Despite President Donald Trump asking the Pentagon to organize a military parade that resembled the iconic processions of France’s Bastille Day, local leaders and veterans have voiced both concern and ire over the prospects.
White House press secretary Sarah Huckabee Sanders said the president supports “America’s great service members who risk their lives every day to keep our country safe.” The parade would afford, according to Sanders, “a celebration at which all Americans can show their appreciation.”
CNBC commentator Jake Novak said that while many have weighed in against a show of military power down Pennsylvania Avenue, he understood why such an event would appeal to Trump.
“The Bastille Day parade isn’t exactly like the Nazi or Soviet military parades of the past,” Novak wrote in a Feb. 8 editorial. “The stars of the French parade aren’t the politicians or even the weapons, but the actual troops and military veterans. They dominate the parade route at every turn.
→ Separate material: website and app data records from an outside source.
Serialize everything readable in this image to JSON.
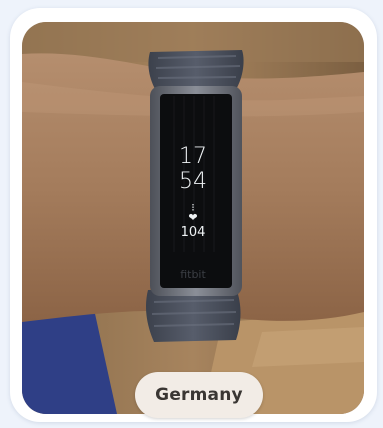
{
  "badge": {
    "label": "Germany"
  },
  "tracker_screen": {
    "hour": "17",
    "minute": "54",
    "hr_icon": "heart-icon",
    "steps_icon": "dots-icon",
    "heart_rate": "104"
  },
  "device_brand": "fitbit",
  "colors": {
    "background": "#eef3fb",
    "card": "#ffffff",
    "badge_bg": "#f2ece6",
    "badge_text": "#3a3633",
    "band": "#4a4f5c",
    "screen": "#0c0d0f"
  }
}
That’s the key to what makes copying such a spectacle such a positive for Trump.”
Many D.C.-area servicemen, however, said that the time, energy and money required to put on a massive military parade, replete with missiles and tanks, would be better exhausted on the overall health care, training, and payment of active and retired personnel.
“We are well-aware that we are loved by our nation. We fight everyday for our nation, for its citizens, and so the parade is not needed for us,” a retired Navy officer told The Informer. “There are many things that are needed at the Veterans Administration, at Disabled American Veterans, and at our local hospitals that should take precedence in showing support for us.”
A member of D.C. Mayor Muriel Bowser’s administration, Anu Rangappa, told The Washington Times that the District had not been contacted about a parade, however, “in the meantime, we do know that, just like the wall, he will have to pay for it.”
D.C. Delegate Eleanor Holmes Norton offered a far more scathing assessment of the potential parade, first tweeting on Feb. 7, “A military parade in DC would shut down the nation’s capital and waste taxpayer dollars just to feed Trump’s ego. The way to show our service members and veterans that we appreciate their service is to use the parade money to fund their health care and other services they need.”
The next day, Norton released an official statement, which said in part: “While the District of Columbia, as the nation’s capital, is proud to host grand federal celebrations, such as the inauguration, we will fight a shutdown of our city that simply assuages Trump’s desire to brag and boast in a series of tweets. No one on Earth doubts that the American military is the most powerful in the world. Unlike less powerful nations, the United States has no need to show off by strutting our soldiers and equipment to prove our strength and leadership. Instead of wasting precious taxpayer resources, the way to show our service members and veterans that we appreciate their service is to use the military parade money to fund their health care and other services they need now.”
The last U.S. military parade, in 1991, celebrated victory in the Gulf War.